EXERCISE DIRECTIONS:
From the records below, please return each line that holds the word "name".

─── EXCERPTED DATA

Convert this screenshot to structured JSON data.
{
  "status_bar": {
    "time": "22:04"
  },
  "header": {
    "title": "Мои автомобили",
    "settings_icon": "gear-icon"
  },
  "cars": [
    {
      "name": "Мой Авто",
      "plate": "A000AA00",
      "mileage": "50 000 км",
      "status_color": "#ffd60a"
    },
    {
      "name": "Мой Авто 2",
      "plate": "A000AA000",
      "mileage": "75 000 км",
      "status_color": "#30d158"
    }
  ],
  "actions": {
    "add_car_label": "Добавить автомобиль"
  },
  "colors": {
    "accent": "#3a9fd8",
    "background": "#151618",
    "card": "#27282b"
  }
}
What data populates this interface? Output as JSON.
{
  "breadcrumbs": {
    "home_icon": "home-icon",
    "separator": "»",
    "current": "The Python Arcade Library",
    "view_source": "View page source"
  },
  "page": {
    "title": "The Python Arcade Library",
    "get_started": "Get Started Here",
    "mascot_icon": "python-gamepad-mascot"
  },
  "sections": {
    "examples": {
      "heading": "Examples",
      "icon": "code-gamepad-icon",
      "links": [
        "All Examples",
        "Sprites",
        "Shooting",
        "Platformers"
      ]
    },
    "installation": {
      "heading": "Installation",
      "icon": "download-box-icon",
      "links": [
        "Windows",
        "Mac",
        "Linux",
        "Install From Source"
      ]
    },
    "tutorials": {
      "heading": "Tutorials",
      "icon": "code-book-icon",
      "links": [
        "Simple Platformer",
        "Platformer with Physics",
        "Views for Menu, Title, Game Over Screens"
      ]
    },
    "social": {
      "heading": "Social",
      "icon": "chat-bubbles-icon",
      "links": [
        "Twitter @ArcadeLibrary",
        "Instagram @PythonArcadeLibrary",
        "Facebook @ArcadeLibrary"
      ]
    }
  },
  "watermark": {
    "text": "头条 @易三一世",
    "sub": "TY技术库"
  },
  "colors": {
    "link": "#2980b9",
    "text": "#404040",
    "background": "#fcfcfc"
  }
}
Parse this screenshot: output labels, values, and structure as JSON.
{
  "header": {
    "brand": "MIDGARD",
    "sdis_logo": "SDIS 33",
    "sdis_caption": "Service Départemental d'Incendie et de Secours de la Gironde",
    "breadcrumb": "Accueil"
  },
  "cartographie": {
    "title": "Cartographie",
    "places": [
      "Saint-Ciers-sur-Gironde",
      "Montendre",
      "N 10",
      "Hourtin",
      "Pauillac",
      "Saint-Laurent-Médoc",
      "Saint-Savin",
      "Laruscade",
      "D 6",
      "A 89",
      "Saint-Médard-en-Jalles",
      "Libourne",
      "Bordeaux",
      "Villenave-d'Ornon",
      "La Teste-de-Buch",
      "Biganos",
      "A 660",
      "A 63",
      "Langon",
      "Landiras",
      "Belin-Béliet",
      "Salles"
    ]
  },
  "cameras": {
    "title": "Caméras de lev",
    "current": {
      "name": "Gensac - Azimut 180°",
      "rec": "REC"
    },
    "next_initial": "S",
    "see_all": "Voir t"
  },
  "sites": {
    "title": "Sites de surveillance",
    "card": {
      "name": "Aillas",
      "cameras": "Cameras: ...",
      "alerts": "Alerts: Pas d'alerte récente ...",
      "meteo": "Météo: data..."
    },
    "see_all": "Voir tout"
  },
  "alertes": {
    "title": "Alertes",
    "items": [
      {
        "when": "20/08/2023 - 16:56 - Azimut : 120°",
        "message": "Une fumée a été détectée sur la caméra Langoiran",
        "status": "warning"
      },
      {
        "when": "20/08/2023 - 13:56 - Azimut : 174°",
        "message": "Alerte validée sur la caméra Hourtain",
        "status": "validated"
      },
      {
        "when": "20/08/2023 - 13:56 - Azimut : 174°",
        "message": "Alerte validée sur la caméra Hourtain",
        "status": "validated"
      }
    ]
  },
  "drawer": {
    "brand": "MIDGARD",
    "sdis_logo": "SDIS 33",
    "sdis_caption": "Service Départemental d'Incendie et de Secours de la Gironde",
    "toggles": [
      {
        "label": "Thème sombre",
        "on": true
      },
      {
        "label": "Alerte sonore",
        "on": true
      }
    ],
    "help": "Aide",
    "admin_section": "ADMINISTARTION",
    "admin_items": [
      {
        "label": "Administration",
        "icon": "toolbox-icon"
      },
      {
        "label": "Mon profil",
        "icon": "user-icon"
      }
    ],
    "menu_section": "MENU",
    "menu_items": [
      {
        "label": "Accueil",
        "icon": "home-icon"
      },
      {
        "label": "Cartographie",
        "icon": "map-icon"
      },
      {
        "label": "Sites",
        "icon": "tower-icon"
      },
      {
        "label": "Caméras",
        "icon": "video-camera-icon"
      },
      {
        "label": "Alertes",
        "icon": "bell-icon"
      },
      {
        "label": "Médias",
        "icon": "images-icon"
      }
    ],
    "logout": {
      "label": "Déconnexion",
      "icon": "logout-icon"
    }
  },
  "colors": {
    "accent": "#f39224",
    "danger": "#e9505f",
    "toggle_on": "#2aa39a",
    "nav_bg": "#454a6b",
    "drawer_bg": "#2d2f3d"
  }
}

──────

RESULT OF THE EXERCISE:
      "name": "Мой Авто",
      "name": "Мой Авто 2",
      "name": "Gensac - Azimut 180°",
      "name": "Aillas",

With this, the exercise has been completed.